As with all cultural declines throughout history, periods of decay often lead to renewed interest in the greatness of the former era. In 2008 the Australian film scene was invigorated by the release of Not Quite Hollywood, a documentary that paid tribute to the Aussie films of the Golden Age. It even coined a name for the genre: Ozploitation.
Not Quite Hollywood was created by young enthusiasts who had rediscovered the lost classics for themselves. One of the many highlights of the film is the comment by American director Quentin Tarantino, who explains his long-standing fascination with Ozploitation, and how so many of his own films were inspired by it.
Not Quite Hollywood did a great national service, as it introduced a whole new generation of Australians to their rightful heritage.
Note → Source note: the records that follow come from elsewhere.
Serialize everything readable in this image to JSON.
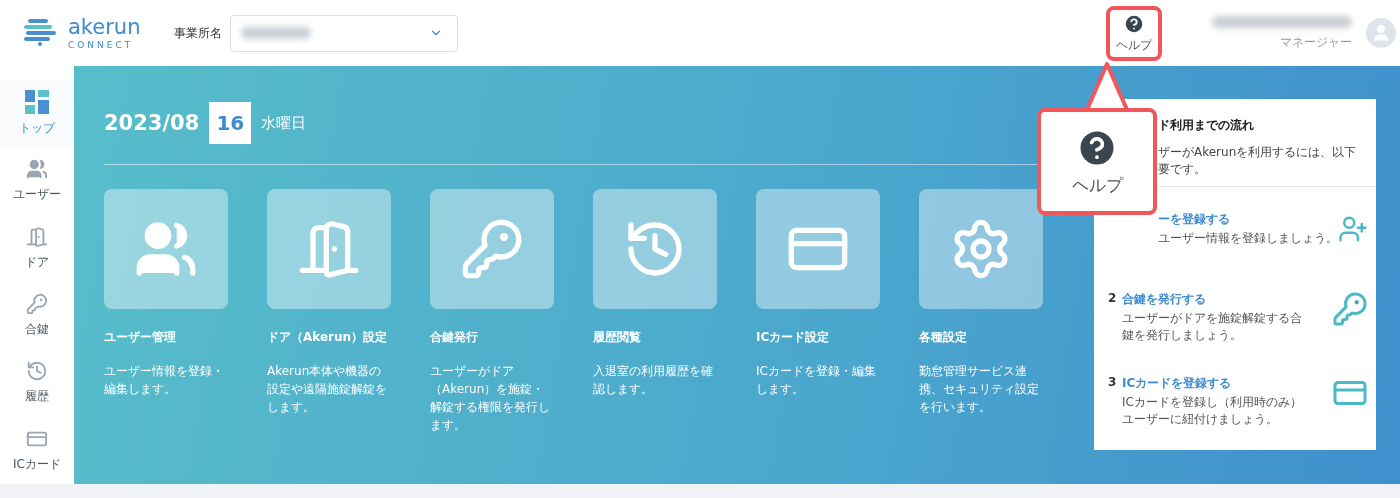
{
  "header": {
    "logo": {
      "name": "akerun",
      "sub": "CONNECT"
    },
    "office_label": "事業所名",
    "help_label": "ヘルプ",
    "help_highlighted": true,
    "user_role": "マネージャー"
  },
  "sidebar": {
    "items": [
      {
        "kind": "top",
        "label": "トップ",
        "selected": true
      },
      {
        "kind": "users",
        "label": "ユーザー",
        "selected": false
      },
      {
        "kind": "door",
        "label": "ドア",
        "selected": false
      },
      {
        "kind": "key",
        "label": "合鍵",
        "selected": false
      },
      {
        "kind": "history",
        "label": "履歴",
        "selected": false
      },
      {
        "kind": "card",
        "label": "ICカード",
        "selected": false
      }
    ]
  },
  "date": {
    "month": "2023/08",
    "day": "16",
    "weekday": "水曜日"
  },
  "menu_tiles": [
    {
      "kind": "users",
      "title": "ユーザー管理",
      "lines": [
        "ユーザー情報を登録・",
        "編集します。"
      ]
    },
    {
      "kind": "door",
      "title": "ドア（Akerun）設定",
      "lines": [
        "Akerun本体や機器の",
        "設定や遠隔施錠解錠を",
        "します。"
      ]
    },
    {
      "kind": "key",
      "title": "合鍵発行",
      "lines": [
        "ユーザーがドア",
        "（Akerun）を施錠・",
        "解錠する権限を発行し",
        "ます。"
      ]
    },
    {
      "kind": "history",
      "title": "履歴閲覧",
      "lines": [
        "入退室の利用履歴を確",
        "認します。"
      ]
    },
    {
      "kind": "card",
      "title": "ICカード設定",
      "lines": [
        "ICカードを登録・編集",
        "します。"
      ]
    },
    {
      "kind": "settings",
      "title": "各種設定",
      "lines": [
        "勤怠管理サービス連",
        "携、セキュリティ設定",
        "を行います。"
      ]
    }
  ],
  "guide": {
    "title": "ド利用までの流れ",
    "intro": [
      "ザーがAkerunを利用するには、以下",
      "要です。"
    ],
    "steps": [
      {
        "kind": "user",
        "title": "ーを登録する",
        "lines": [
          "ユーザー情報を登録しましょう。"
        ]
      },
      {
        "kind": "key",
        "number": "2",
        "title": "合鍵を発行する",
        "lines": [
          "ユーザーがドアを施錠解錠する合",
          "鍵を発行しましょう。"
        ]
      },
      {
        "kind": "card",
        "number": "3",
        "title": "ICカードを登録する",
        "lines": [
          "ICカードを登録し（利用時のみ）",
          "ユーザーに紐付けましょう。"
        ]
      }
    ]
  },
  "callout": {
    "label": "ヘルプ"
  }
}
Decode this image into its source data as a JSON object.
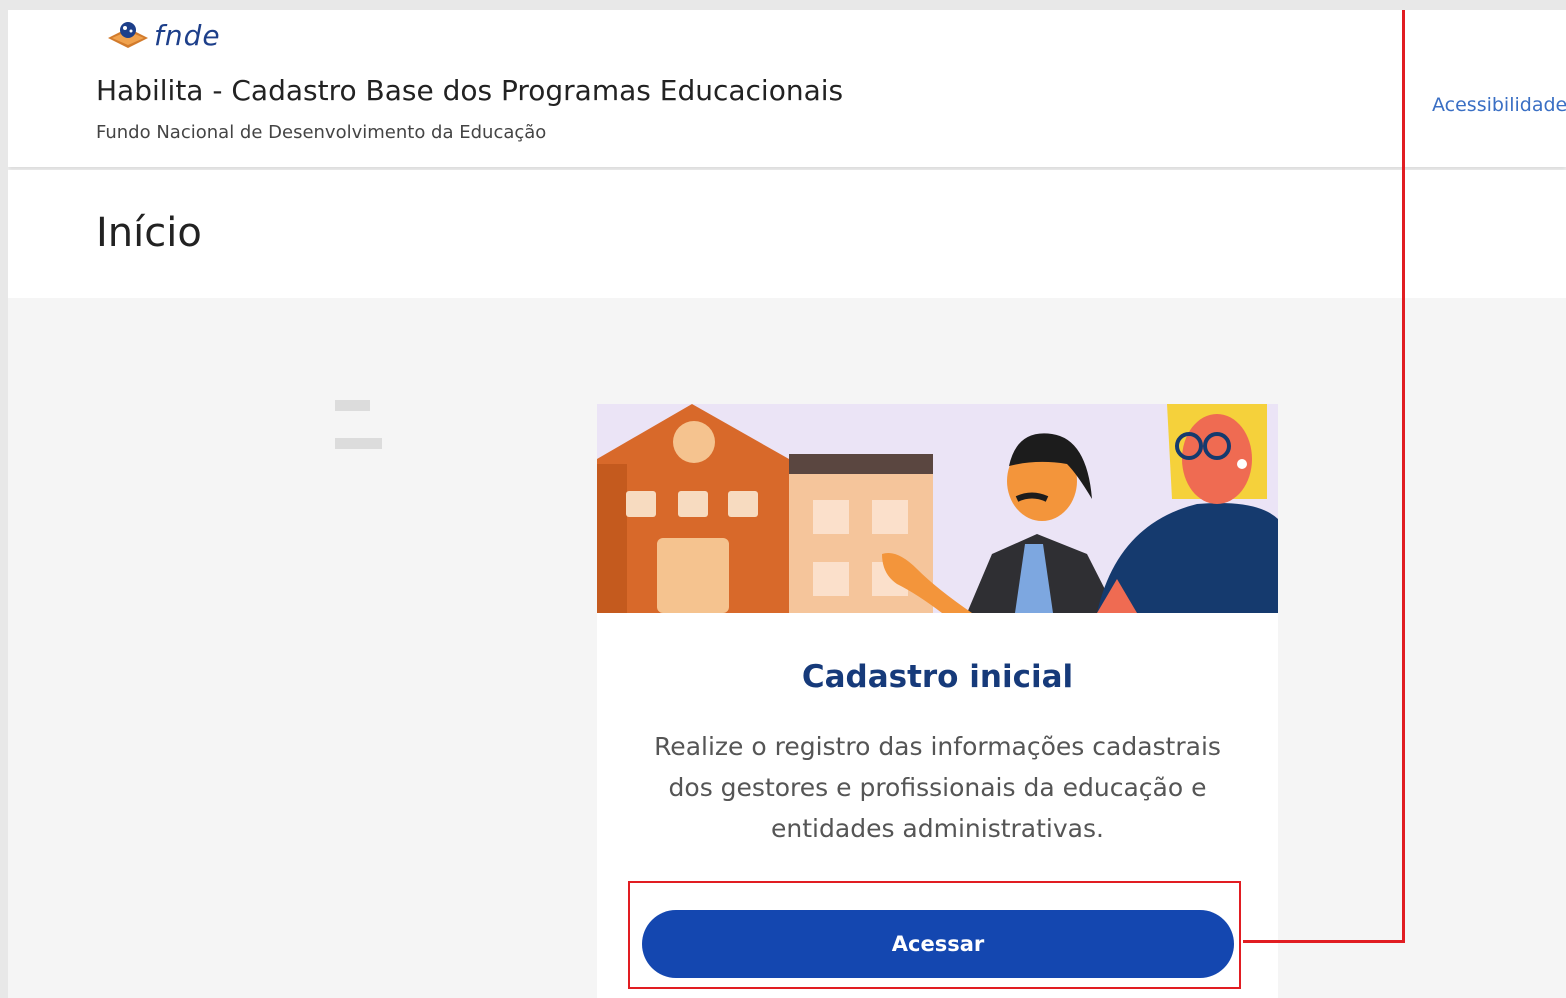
{
  "header": {
    "logo_text": "fnde",
    "app_title": "Habilita - Cadastro Base dos Programas Educacionais",
    "app_subtitle": "Fundo Nacional de Desenvolvimento da Educação",
    "accessibility_link": "Acessibilidade"
  },
  "page": {
    "title": "Início"
  },
  "card": {
    "title": "Cadastro inicial",
    "description": "Realize o registro das informações cadastrais dos gestores e profissionais da educação e entidades administrativas.",
    "button_label": "Acessar"
  },
  "colors": {
    "primary_button": "#1447b0",
    "title_blue": "#163a7a",
    "highlight_red": "#e11d22",
    "link_blue": "#3a6fc4"
  },
  "icons": {
    "logo": "fnde-logo-icon",
    "menu": "hamburger-menu-icon"
  }
}
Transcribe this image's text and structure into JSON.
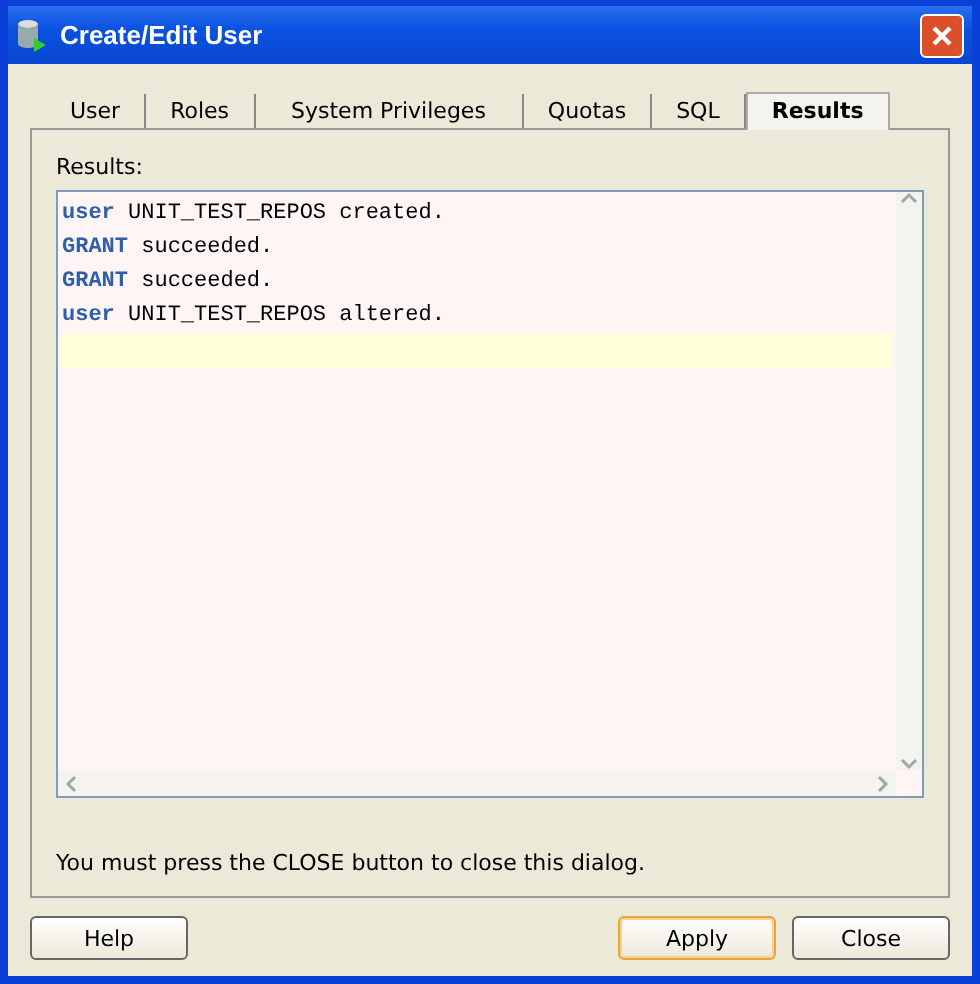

Conversely, it also served to highlight the sad state in which the local film scene now finds itself.
In the credits of Tarantino’s recent film Death Proof he pays tribute to ‘The Australian Film Industry’. Clearly, what he was really referring to was the vibrant, lively industry of the Golden Age, and surely not the contemporary industry that remains firmly stuck in its Dark Age.
Ben Davies is an aspiring cultural attaché from Melbourne.